◆ Data supplied ◆

* * * * * * * * *

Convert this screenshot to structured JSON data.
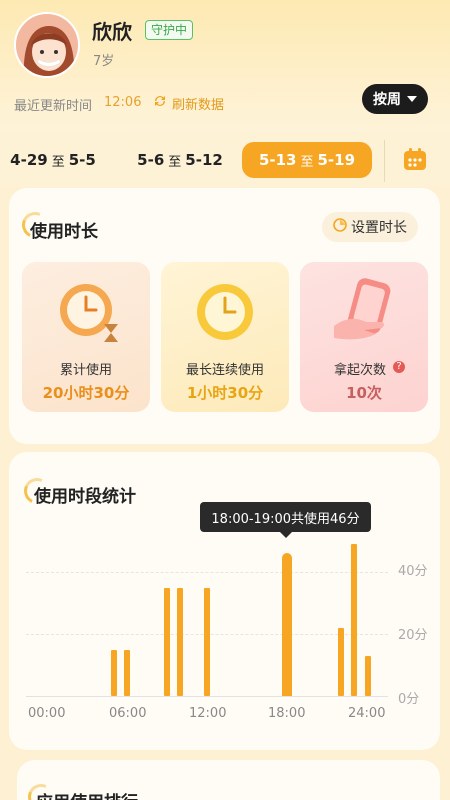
{
  "profile": {
    "name": "欣欣",
    "status_badge": "守护中",
    "age": "7岁"
  },
  "update": {
    "label": "最近更新时间",
    "time": "12:06",
    "refresh_label": "刷新数据"
  },
  "period_button": "按周",
  "week_tabs": [
    {
      "start": "4-29",
      "sep": "至",
      "end": "5-5",
      "active": false
    },
    {
      "start": "5-6",
      "sep": "至",
      "end": "5-12",
      "active": false
    },
    {
      "start": "5-13",
      "sep": "至",
      "end": "5-19",
      "active": true
    }
  ],
  "usage": {
    "title": "使用时长",
    "set_time_label": "设置时长",
    "stats": [
      {
        "label": "累计使用",
        "value": "20小时30分",
        "icon": "clock-hourglass-icon"
      },
      {
        "label": "最长连续使用",
        "value": "1小时30分",
        "icon": "clock-icon"
      },
      {
        "label": "拿起次数",
        "value": "10次",
        "icon": "hand-phone-icon",
        "help": "?"
      }
    ]
  },
  "timeline": {
    "title": "使用时段统计",
    "tooltip": "18:00-19:00共使用46分",
    "y_ticks": [
      "40分",
      "20分",
      "0分"
    ],
    "x_ticks": [
      "00:00",
      "06:00",
      "12:00",
      "18:00",
      "24:00"
    ]
  },
  "chart_data": {
    "type": "bar",
    "x_unit": "hour",
    "y_unit": "分",
    "ylim": [
      0,
      48
    ],
    "xlim": [
      0,
      24
    ],
    "bars": [
      {
        "hour": 5.5,
        "value": 15
      },
      {
        "hour": 6.5,
        "value": 15
      },
      {
        "hour": 9.5,
        "value": 35
      },
      {
        "hour": 10.5,
        "value": 35
      },
      {
        "hour": 12.5,
        "value": 35
      },
      {
        "hour": 18.5,
        "value": 46
      },
      {
        "hour": 22.5,
        "value": 22
      },
      {
        "hour": 23.5,
        "value": 49
      },
      {
        "hour": 24.5,
        "value": 13
      }
    ],
    "grid": true,
    "accent": "#f6a623"
  },
  "next_section": {
    "title": "应用使用排行"
  },
  "colors": {
    "accent": "#f6a623",
    "badge_green": "#3aa84b",
    "dark": "#1c1c1c"
  }
}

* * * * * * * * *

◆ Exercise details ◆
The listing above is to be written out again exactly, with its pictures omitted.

◆ Output for this exercise ◆
Convert this screenshot to structured JSON data.
{
  "profile": {
    "name": "欣欣",
    "status_badge": "守护中",
    "age": "7岁"
  },
  "update": {
    "label": "最近更新时间",
    "time": "12:06",
    "refresh_label": "刷新数据"
  },
  "period_button": "按周",
  "week_tabs": [
    {
      "start": "4-29",
      "sep": "至",
      "end": "5-5",
      "active": false
    },
    {
      "start": "5-6",
      "sep": "至",
      "end": "5-12",
      "active": false
    },
    {
      "start": "5-13",
      "sep": "至",
      "end": "5-19",
      "active": true
    }
  ],
  "usage": {
    "title": "使用时长",
    "set_time_label": "设置时长",
    "stats": [
      {
        "label": "累计使用",
        "value": "20小时30分",
        "icon": "clock-hourglass-icon"
      },
      {
        "label": "最长连续使用",
        "value": "1小时30分",
        "icon": "clock-icon"
      },
      {
        "label": "拿起次数",
        "value": "10次",
        "icon": "hand-phone-icon",
        "help": "?"
      }
    ]
  },
  "timeline": {
    "title": "使用时段统计",
    "tooltip": "18:00-19:00共使用46分",
    "y_ticks": [
      "40分",
      "20分",
      "0分"
    ],
    "x_ticks": [
      "00:00",
      "06:00",
      "12:00",
      "18:00",
      "24:00"
    ]
  },
  "chart_data": {
    "type": "bar",
    "x_unit": "hour",
    "y_unit": "分",
    "ylim": [
      0,
      48
    ],
    "xlim": [
      0,
      24
    ],
    "bars": [
      {
        "hour": 5.5,
        "value": 15
      },
      {
        "hour": 6.5,
        "value": 15
      },
      {
        "hour": 9.5,
        "value": 35
      },
      {
        "hour": 10.5,
        "value": 35
      },
      {
        "hour": 12.5,
        "value": 35
      },
      {
        "hour": 18.5,
        "value": 46
      },
      {
        "hour": 22.5,
        "value": 22
      },
      {
        "hour": 23.5,
        "value": 49
      },
      {
        "hour": 24.5,
        "value": 13
      }
    ],
    "grid": true,
    "accent": "#f6a623"
  },
  "next_section": {
    "title": "应用使用排行"
  },
  "colors": {
    "accent": "#f6a623",
    "badge_green": "#3aa84b",
    "dark": "#1c1c1c"
  }
}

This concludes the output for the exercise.